**Given data**
------------------------------------

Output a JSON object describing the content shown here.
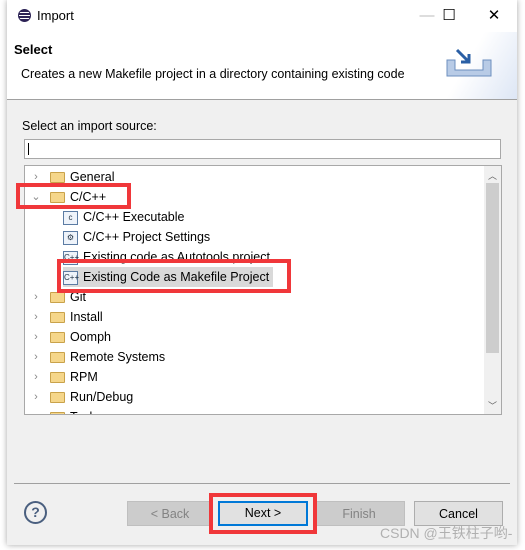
{
  "window": {
    "title": "Import",
    "controls": [
      "minimize",
      "maximize",
      "close"
    ]
  },
  "header": {
    "title": "Select",
    "description": "Creates a new Makefile project in a directory containing existing code",
    "banner_icon": "import-tray-icon"
  },
  "source": {
    "label": "Select an import source:",
    "filter_value": "",
    "tree": [
      {
        "label": "General",
        "expanded": false,
        "level": 0,
        "icon": "folder-icon"
      },
      {
        "label": "C/C++",
        "expanded": true,
        "level": 0,
        "icon": "folder-icon",
        "highlighted": true
      },
      {
        "label": "C/C++ Executable",
        "level": 1,
        "icon": "c-file-icon"
      },
      {
        "label": "C/C++ Project Settings",
        "level": 1,
        "icon": "settings-icon"
      },
      {
        "label": "Existing code as Autotools project",
        "level": 1,
        "icon": "cpp-file-icon"
      },
      {
        "label": "Existing Code as Makefile Project",
        "level": 1,
        "icon": "cpp-file-icon",
        "selected": true,
        "highlighted": true
      },
      {
        "label": "Git",
        "expanded": false,
        "level": 0,
        "icon": "folder-icon"
      },
      {
        "label": "Install",
        "expanded": false,
        "level": 0,
        "icon": "folder-icon"
      },
      {
        "label": "Oomph",
        "expanded": false,
        "level": 0,
        "icon": "folder-icon"
      },
      {
        "label": "Remote Systems",
        "expanded": false,
        "level": 0,
        "icon": "folder-icon"
      },
      {
        "label": "RPM",
        "expanded": false,
        "level": 0,
        "icon": "folder-icon"
      },
      {
        "label": "Run/Debug",
        "expanded": false,
        "level": 0,
        "icon": "folder-icon"
      },
      {
        "label": "Tasks",
        "expanded": false,
        "level": 0,
        "icon": "folder-icon"
      }
    ]
  },
  "buttons": {
    "back": "< Back",
    "next": "Next >",
    "finish": "Finish",
    "cancel": "Cancel",
    "help": "?"
  },
  "watermark": "CSDN @王铁柱子哟-",
  "colors": {
    "highlight_box": "#f0373a",
    "default_button_border": "#0078d7"
  }
}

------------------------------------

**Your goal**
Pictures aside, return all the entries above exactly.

**Result**
Output a JSON object describing the content shown here.
{
  "window": {
    "title": "Import",
    "controls": [
      "minimize",
      "maximize",
      "close"
    ]
  },
  "header": {
    "title": "Select",
    "description": "Creates a new Makefile project in a directory containing existing code",
    "banner_icon": "import-tray-icon"
  },
  "source": {
    "label": "Select an import source:",
    "filter_value": "",
    "tree": [
      {
        "label": "General",
        "expanded": false,
        "level": 0,
        "icon": "folder-icon"
      },
      {
        "label": "C/C++",
        "expanded": true,
        "level": 0,
        "icon": "folder-icon",
        "highlighted": true
      },
      {
        "label": "C/C++ Executable",
        "level": 1,
        "icon": "c-file-icon"
      },
      {
        "label": "C/C++ Project Settings",
        "level": 1,
        "icon": "settings-icon"
      },
      {
        "label": "Existing code as Autotools project",
        "level": 1,
        "icon": "cpp-file-icon"
      },
      {
        "label": "Existing Code as Makefile Project",
        "level": 1,
        "icon": "cpp-file-icon",
        "selected": true,
        "highlighted": true
      },
      {
        "label": "Git",
        "expanded": false,
        "level": 0,
        "icon": "folder-icon"
      },
      {
        "label": "Install",
        "expanded": false,
        "level": 0,
        "icon": "folder-icon"
      },
      {
        "label": "Oomph",
        "expanded": false,
        "level": 0,
        "icon": "folder-icon"
      },
      {
        "label": "Remote Systems",
        "expanded": false,
        "level": 0,
        "icon": "folder-icon"
      },
      {
        "label": "RPM",
        "expanded": false,
        "level": 0,
        "icon": "folder-icon"
      },
      {
        "label": "Run/Debug",
        "expanded": false,
        "level": 0,
        "icon": "folder-icon"
      },
      {
        "label": "Tasks",
        "expanded": false,
        "level": 0,
        "icon": "folder-icon"
      }
    ]
  },
  "buttons": {
    "back": "< Back",
    "next": "Next >",
    "finish": "Finish",
    "cancel": "Cancel",
    "help": "?"
  },
  "watermark": "CSDN @王铁柱子哟-",
  "colors": {
    "highlight_box": "#f0373a",
    "default_button_border": "#0078d7"
  }
}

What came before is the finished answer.